• Appropriate use: Dosage requirements will vary in patients with factor VIII inhibitors; optimal treatment should be determined by clinical response. Frequency of use is determined by the severity of the disorder or bleeding pattern.

Monitoring Parameters

Heart rate and blood pressure (before and during IV administration); AHF levels prior to and during treatment; in patients with circulating inhibitors, the inhibitor level should be monitored; hematocrit; monitor for signs and symptoms of intravascular hemolysis; bleeding

When administering as a continuous infusion, monitor frequently for pump failure (WFH [Srivastava 2013]).

Pregnancy Considerations

Pregnant hemophilia A carriers may have an increased bleeding risk following abortion, invasive procedures, miscarriage, and delivery; close surveillance is recommended. Factor VIII levels should be monitored at the first antenatal visit, once or twice during the third trimester, prior to surgical or invasive procedures, and at delivery. Although factor VIII concentrations increase in pregnant patients, factor VIII replacement is recommended if concentrations are <0.5 IU/mL and any of the following occur: need for invasive procedures (including delivery), spontaneous miscarriage, insertion and removal of epidural catheters, or active bleeding. Hemostatic factor VIII concentrations should be maintained for at least 3 to 5 days following invasive procedures or postpartum. If a replacement product is indicated, a recombinant product is preferred (NHF 2017; RCOG [Pavord 2017]; WFH [Srivastava 2013]).

Patient Education

What is this drug used for?

• It is used to treat hemophilia.

• It is used to treat or prevent bleeding.

All drugs may cause side effects. However, many people have no side effects or only have minor side effects. Call your doctor or get medical help if any of these side effects or any other side effects bother you or do not go away:

• Anxiety

• Headache

• Abdominal pain

• Nausea

WARNING/CAUTION: Even though it may be rare, some people may have very bad and sometimes deadly side effects when taking a drug. Tell your doctor or get medical help right away if you have any of the following signs or symptoms that may be related to a very bad side effect:

• Parvovirus B19 or hepatitis A infection like chills, severe fatigue, runny nose, rash, joint pain, lack of appetite, nausea, vomiting, abdominal pain, or yellow skin or eyes

• Shortness of breath

• Severe dizziness

• Passing out

• Burning or numbness feeling

• Restlessness

• Blurred vision

• Flushing

• Severe loss of strength and energy

• Fast heartbeat

• Chest pain

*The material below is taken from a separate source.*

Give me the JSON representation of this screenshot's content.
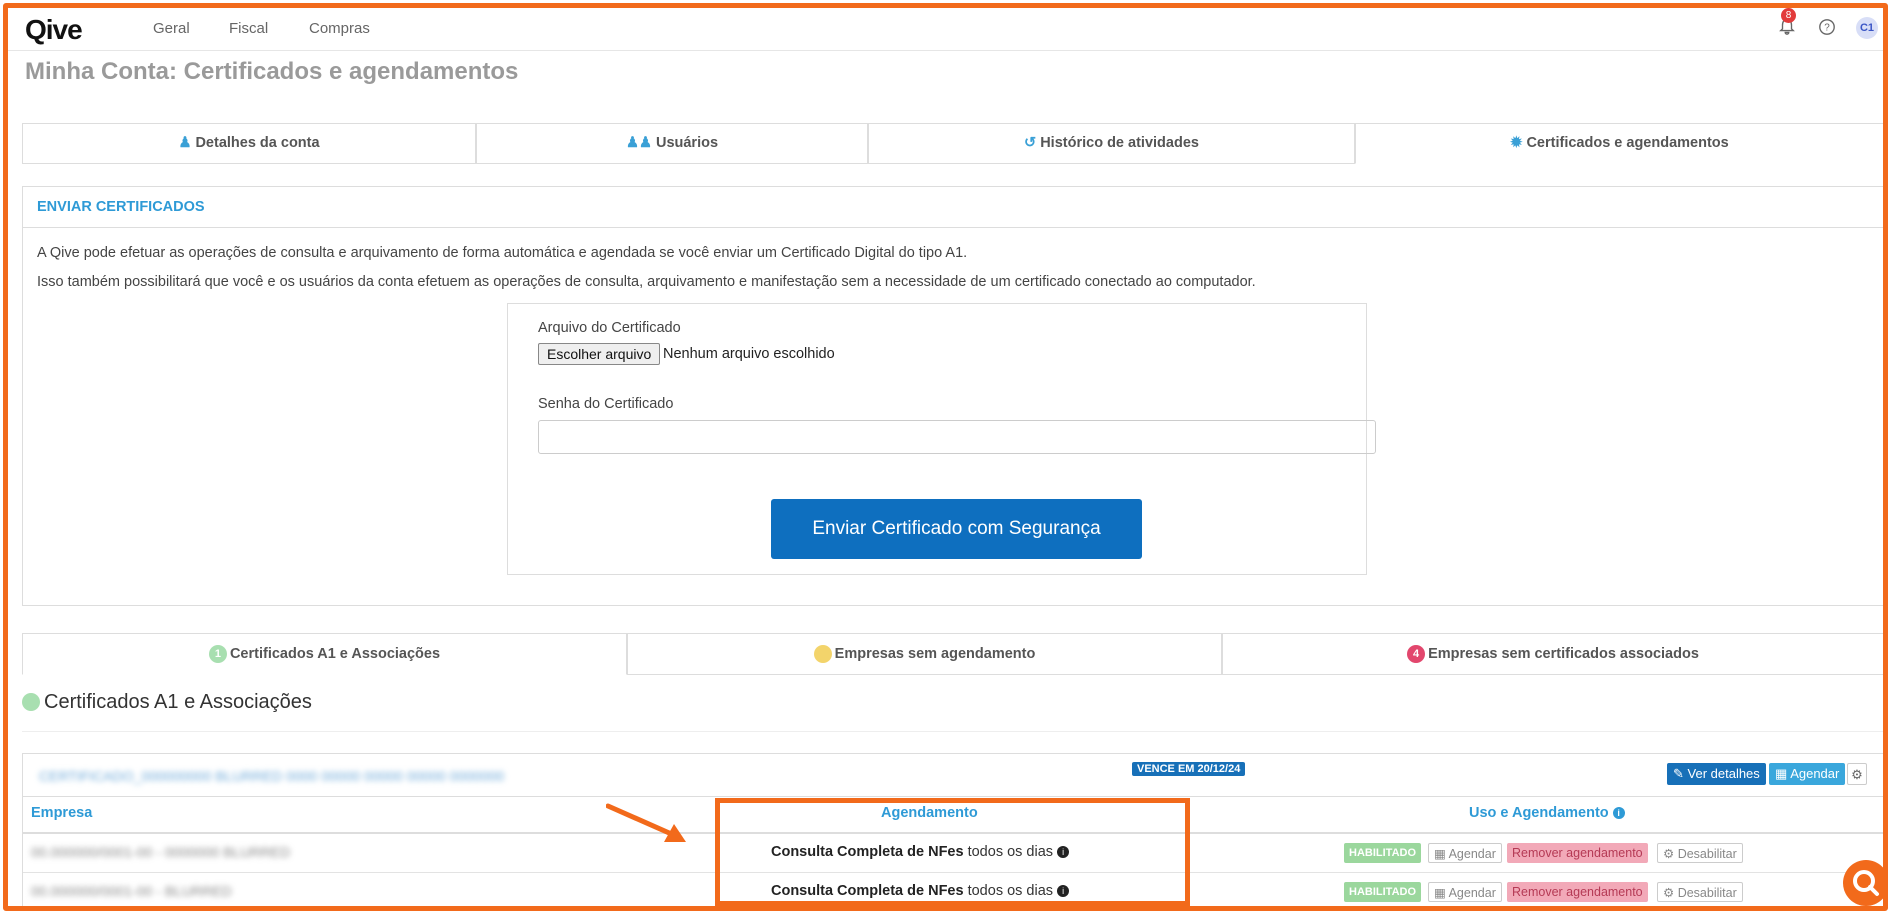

• Signs of an allergic reaction, like rash; hives; itching; red, swollen, blistered, or peeling skin with or without fever; wheezing; tightness in the chest or throat; trouble breathing, swallowing, or talking; unusual hoarseness; or swelling of the mouth, face, lips, tongue, or throat.

Note: This is not a comprehensive list of all side effects. Talk to your doctor if you have questions.

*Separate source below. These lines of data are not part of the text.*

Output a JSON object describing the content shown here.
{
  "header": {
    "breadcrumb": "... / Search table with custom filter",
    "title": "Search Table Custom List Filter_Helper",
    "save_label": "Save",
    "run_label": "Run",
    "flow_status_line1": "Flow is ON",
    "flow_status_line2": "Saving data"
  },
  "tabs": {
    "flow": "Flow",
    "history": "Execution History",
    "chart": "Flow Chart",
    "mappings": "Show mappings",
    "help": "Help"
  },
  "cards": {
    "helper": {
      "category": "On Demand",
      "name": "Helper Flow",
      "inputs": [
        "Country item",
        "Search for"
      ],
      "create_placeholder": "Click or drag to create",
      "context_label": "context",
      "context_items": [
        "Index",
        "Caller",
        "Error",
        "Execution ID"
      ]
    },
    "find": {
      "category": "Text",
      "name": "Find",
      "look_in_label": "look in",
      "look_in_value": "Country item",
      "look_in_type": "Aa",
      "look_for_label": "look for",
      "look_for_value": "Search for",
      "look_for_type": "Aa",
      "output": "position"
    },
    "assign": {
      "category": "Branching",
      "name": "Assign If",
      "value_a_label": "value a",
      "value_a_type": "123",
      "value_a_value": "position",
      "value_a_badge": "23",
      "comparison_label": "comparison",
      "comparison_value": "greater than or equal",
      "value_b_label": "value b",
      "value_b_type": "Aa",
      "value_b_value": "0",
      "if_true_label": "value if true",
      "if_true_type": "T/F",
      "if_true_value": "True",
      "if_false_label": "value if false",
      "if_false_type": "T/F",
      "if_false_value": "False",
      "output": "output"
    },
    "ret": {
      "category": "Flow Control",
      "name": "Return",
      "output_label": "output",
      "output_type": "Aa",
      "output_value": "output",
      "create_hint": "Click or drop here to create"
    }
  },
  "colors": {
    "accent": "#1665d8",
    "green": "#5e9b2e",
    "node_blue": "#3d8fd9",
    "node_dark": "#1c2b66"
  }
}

Consumer Information Use and Disclaimer: This information should not be used to decide whether or not to take this medicine or any other medicine. Only the healthcare provider has the knowledge and training to decide which medicines are right for a specific patient. This information does not endorse any medicine as safe, effective, or approved for treating any patient or health condition. This is only a limited summary of general information about the medicine's uses from the patient education leaflet and is not intended to be comprehensive. This limited summary does NOT include all information available about the possible uses, directions, warnings, precautions, interactions, adverse effects, or risks that may apply to this medicine. This information is not intended to provide medical advice, diagnosis or treatment and does not replace information you receive from the healthcare provider. For a more detailed summary of information about the risks and benefits of using this medicine, please speak with your healthcare provider and review the entire patient education leaflet.

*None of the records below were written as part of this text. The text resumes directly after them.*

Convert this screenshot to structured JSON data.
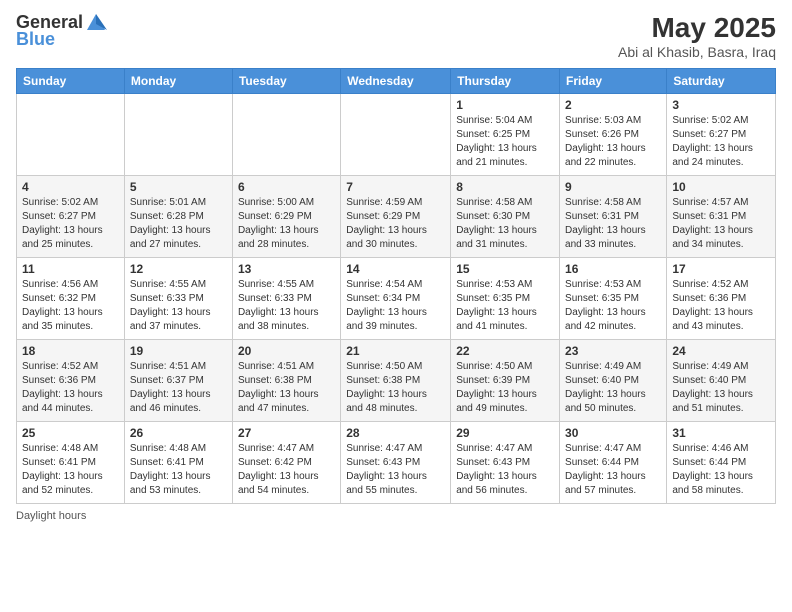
{
  "header": {
    "logo_general": "General",
    "logo_blue": "Blue",
    "title": "May 2025",
    "subtitle": "Abi al Khasib, Basra, Iraq"
  },
  "calendar": {
    "days": [
      "Sunday",
      "Monday",
      "Tuesday",
      "Wednesday",
      "Thursday",
      "Friday",
      "Saturday"
    ],
    "weeks": [
      [
        {
          "num": "",
          "info": ""
        },
        {
          "num": "",
          "info": ""
        },
        {
          "num": "",
          "info": ""
        },
        {
          "num": "",
          "info": ""
        },
        {
          "num": "1",
          "info": "Sunrise: 5:04 AM\nSunset: 6:25 PM\nDaylight: 13 hours\nand 21 minutes."
        },
        {
          "num": "2",
          "info": "Sunrise: 5:03 AM\nSunset: 6:26 PM\nDaylight: 13 hours\nand 22 minutes."
        },
        {
          "num": "3",
          "info": "Sunrise: 5:02 AM\nSunset: 6:27 PM\nDaylight: 13 hours\nand 24 minutes."
        }
      ],
      [
        {
          "num": "4",
          "info": "Sunrise: 5:02 AM\nSunset: 6:27 PM\nDaylight: 13 hours\nand 25 minutes."
        },
        {
          "num": "5",
          "info": "Sunrise: 5:01 AM\nSunset: 6:28 PM\nDaylight: 13 hours\nand 27 minutes."
        },
        {
          "num": "6",
          "info": "Sunrise: 5:00 AM\nSunset: 6:29 PM\nDaylight: 13 hours\nand 28 minutes."
        },
        {
          "num": "7",
          "info": "Sunrise: 4:59 AM\nSunset: 6:29 PM\nDaylight: 13 hours\nand 30 minutes."
        },
        {
          "num": "8",
          "info": "Sunrise: 4:58 AM\nSunset: 6:30 PM\nDaylight: 13 hours\nand 31 minutes."
        },
        {
          "num": "9",
          "info": "Sunrise: 4:58 AM\nSunset: 6:31 PM\nDaylight: 13 hours\nand 33 minutes."
        },
        {
          "num": "10",
          "info": "Sunrise: 4:57 AM\nSunset: 6:31 PM\nDaylight: 13 hours\nand 34 minutes."
        }
      ],
      [
        {
          "num": "11",
          "info": "Sunrise: 4:56 AM\nSunset: 6:32 PM\nDaylight: 13 hours\nand 35 minutes."
        },
        {
          "num": "12",
          "info": "Sunrise: 4:55 AM\nSunset: 6:33 PM\nDaylight: 13 hours\nand 37 minutes."
        },
        {
          "num": "13",
          "info": "Sunrise: 4:55 AM\nSunset: 6:33 PM\nDaylight: 13 hours\nand 38 minutes."
        },
        {
          "num": "14",
          "info": "Sunrise: 4:54 AM\nSunset: 6:34 PM\nDaylight: 13 hours\nand 39 minutes."
        },
        {
          "num": "15",
          "info": "Sunrise: 4:53 AM\nSunset: 6:35 PM\nDaylight: 13 hours\nand 41 minutes."
        },
        {
          "num": "16",
          "info": "Sunrise: 4:53 AM\nSunset: 6:35 PM\nDaylight: 13 hours\nand 42 minutes."
        },
        {
          "num": "17",
          "info": "Sunrise: 4:52 AM\nSunset: 6:36 PM\nDaylight: 13 hours\nand 43 minutes."
        }
      ],
      [
        {
          "num": "18",
          "info": "Sunrise: 4:52 AM\nSunset: 6:36 PM\nDaylight: 13 hours\nand 44 minutes."
        },
        {
          "num": "19",
          "info": "Sunrise: 4:51 AM\nSunset: 6:37 PM\nDaylight: 13 hours\nand 46 minutes."
        },
        {
          "num": "20",
          "info": "Sunrise: 4:51 AM\nSunset: 6:38 PM\nDaylight: 13 hours\nand 47 minutes."
        },
        {
          "num": "21",
          "info": "Sunrise: 4:50 AM\nSunset: 6:38 PM\nDaylight: 13 hours\nand 48 minutes."
        },
        {
          "num": "22",
          "info": "Sunrise: 4:50 AM\nSunset: 6:39 PM\nDaylight: 13 hours\nand 49 minutes."
        },
        {
          "num": "23",
          "info": "Sunrise: 4:49 AM\nSunset: 6:40 PM\nDaylight: 13 hours\nand 50 minutes."
        },
        {
          "num": "24",
          "info": "Sunrise: 4:49 AM\nSunset: 6:40 PM\nDaylight: 13 hours\nand 51 minutes."
        }
      ],
      [
        {
          "num": "25",
          "info": "Sunrise: 4:48 AM\nSunset: 6:41 PM\nDaylight: 13 hours\nand 52 minutes."
        },
        {
          "num": "26",
          "info": "Sunrise: 4:48 AM\nSunset: 6:41 PM\nDaylight: 13 hours\nand 53 minutes."
        },
        {
          "num": "27",
          "info": "Sunrise: 4:47 AM\nSunset: 6:42 PM\nDaylight: 13 hours\nand 54 minutes."
        },
        {
          "num": "28",
          "info": "Sunrise: 4:47 AM\nSunset: 6:43 PM\nDaylight: 13 hours\nand 55 minutes."
        },
        {
          "num": "29",
          "info": "Sunrise: 4:47 AM\nSunset: 6:43 PM\nDaylight: 13 hours\nand 56 minutes."
        },
        {
          "num": "30",
          "info": "Sunrise: 4:47 AM\nSunset: 6:44 PM\nDaylight: 13 hours\nand 57 minutes."
        },
        {
          "num": "31",
          "info": "Sunrise: 4:46 AM\nSunset: 6:44 PM\nDaylight: 13 hours\nand 58 minutes."
        }
      ]
    ]
  },
  "footer": {
    "note": "Daylight hours"
  }
}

Further information

Always consult your healthcare provider to ensure the information displayed on this page applies to your personal circumstances.

Related questions